But then I’d think, Nah…it’ll go one more year.
The holes in the front pockets came first. I thought almost daily about patching them, but put such idle thoughts aside when an easy fix presented itself in the form of a little cloth bag of holiday goodies. Treats consumed, I repurposed the bag as a liner for the more-used right-hand pocket. Some of the flowery yellow fabric oozed out the ever-growing hole now and again, but the bag accomplished the goal of item containment.

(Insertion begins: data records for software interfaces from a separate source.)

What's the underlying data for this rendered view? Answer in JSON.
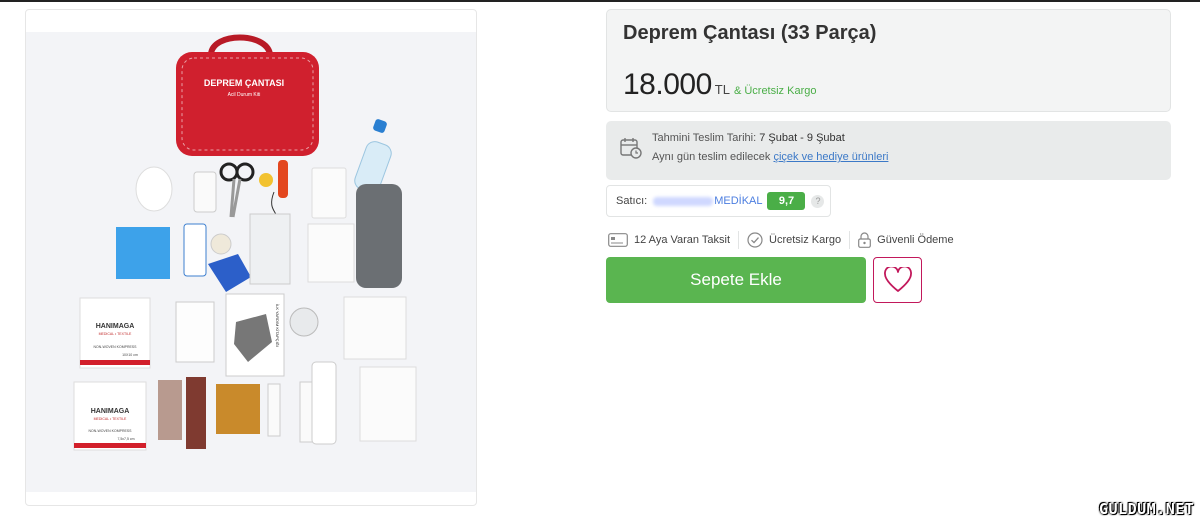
{
  "product": {
    "title": "Deprem Çantası (33 Parça)",
    "price": "18.000",
    "currency": "TL",
    "shipping_note": "& Ücretsiz Kargo"
  },
  "photo": {
    "bag_title": "DEPREM ÇANTASI",
    "bag_subtitle": "Acil Durum Kiti",
    "compress_brand": "HANIMAGA",
    "compress_sub": "MEDICAL • TEXTILE",
    "compress_type": "NON-WOVEN KOMPRESS",
    "compress_size_1": "10X10 cm",
    "compress_size_2": "7,5x7,5 cm",
    "booklet_title": "İLK YARDIM KİTAPÇIĞI"
  },
  "delivery": {
    "label": "Tahmini Teslim Tarihi:",
    "date": "7 Şubat - 9 Şubat",
    "note_prefix": "Aynı gün teslim edilecek",
    "note_link": "çiçek ve hediye ürünleri"
  },
  "seller": {
    "label": "Satıcı:",
    "name": "MEDİKAL",
    "score": "9,7",
    "help": "?"
  },
  "features": {
    "installment": "12 Aya Varan Taksit",
    "shipping": "Ücretsiz Kargo",
    "payment": "Güvenli Ödeme"
  },
  "actions": {
    "add_to_cart": "Sepete Ekle"
  },
  "watermark": "GULDUM.NET",
  "colors": {
    "accent_green": "#5ab550",
    "score_green": "#4aae47",
    "favorite_pink": "#c2185b",
    "link_blue": "#3c79c7",
    "bag_red": "#d0202e"
  },
  "icons": {
    "delivery": "calendar-clock-icon",
    "installment": "credit-card-icon",
    "shipping": "check-circle-icon",
    "payment": "lock-icon",
    "favorite": "heart-icon"
  }
}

The bigger issue was the worn fabric at the seams along the sleeves and at the waist. The frayed canvas, coupled with the fact that the coat’s lining had compressed and thinned over the years, meant my heavy winter coat had become more of a jacket. A well-ventilated jacket.
I bought this coat when we moved to central Colorado in 2001, so it wasn’t unreasonable to seek a replacement. Trouble is, I hate to shop.
I also have a minor compulsion about getting as much wear as possible out of clothes. When my elbows start jutting out of a winter nightgown, I cut off the sleeves and voilà: summer nightgown. Dress clothes are busted down in rank to work clothes as they fray and fade. I still have the down vest my parents gave me for Christmas back in 1975 or 1976. My mother, ever practical, bought it big enough for me to grow into, which I did. I then outgrew it, too, but only by a little bit. The snug fit makes the vest perfect for layering, and a jacket or coat over the top makes the applique accents Mom sewed on all those years ago—a mushroom and ladybug at the lapel, a patchwork kitty-cat on the back—my private little joke.
Despite a profound distaste for shopping and my proclivity for hanging onto things, by this fall it was pretty clear that I needed to find a new coat.
I was not optimistic about the task, so imagine my surprise when I found the perfect coat at the second ranch supply store I stopped in. It was exactly what I was looking for: long enough to cover my butt; practical dark color; pockets with flaps to keep hay out; tough canvas exterior with a fluffy, soft, and warm fleece lining. The only catch—and there had to be one, right?—was that the coat was a men’s size medium: too big. No worries, I thought, making note of the manufacturer; I’ll order a small online or through my local store.
Only they don’t make a size small.
I will spare you, gentle reader, the rant that transpired when I found this out, except to note that it involved conspiracy theories about clothing makers having it in for guys of slight build and women seeking practical work clothes.
This experience did not palliate my dislike of shopping. Neither did being forced into the women’s department, where I discovered I do not have a sense of humor when it comes to outerwear intended for work. Candy-hued mauve and turquoise are bad enough, but pink camo?? I found the colors ghastly, but conspiracy theories crept back to mind when I felt the flimsy fabrics and airy linings. Evidently I’m supposed to be a slave to fashion even while trying to stay warm feeding horses or shoveling snow or putting tire chains on the truck.
I did eventually find a women’s work coat. It’s brown. It’s the length I was looking for. It has pockets with flaps, and the canvas exterior will resist barbed wire to a certain extent. The lining is pink plaid, which makes me cringe a little, but the flannel is soft, which I like. The coat is comfortable, and fits me better than my old one did.
The catch—and there had to be at least one, right?—is that although I bought the heftiest one I could find, this coat is not as rugged as the ones they make for men. Worse, it’s not particularly warm. Our winter winds, which are still tuning up for their headline performances in January and February, filter through the canvas and cute pink plaid flannel. The coat feels even more well-ventilated than my holey old one did.
Lucky me, though: I have a forty-year-old down vest to use as a liner. When the wind is screaming over the ridge later this winter, my arms will freeze, but my core will be toasty warm. Underneath my porous outer layer, my kitty-cat will have my back.
Thanks, Mom, again. And always.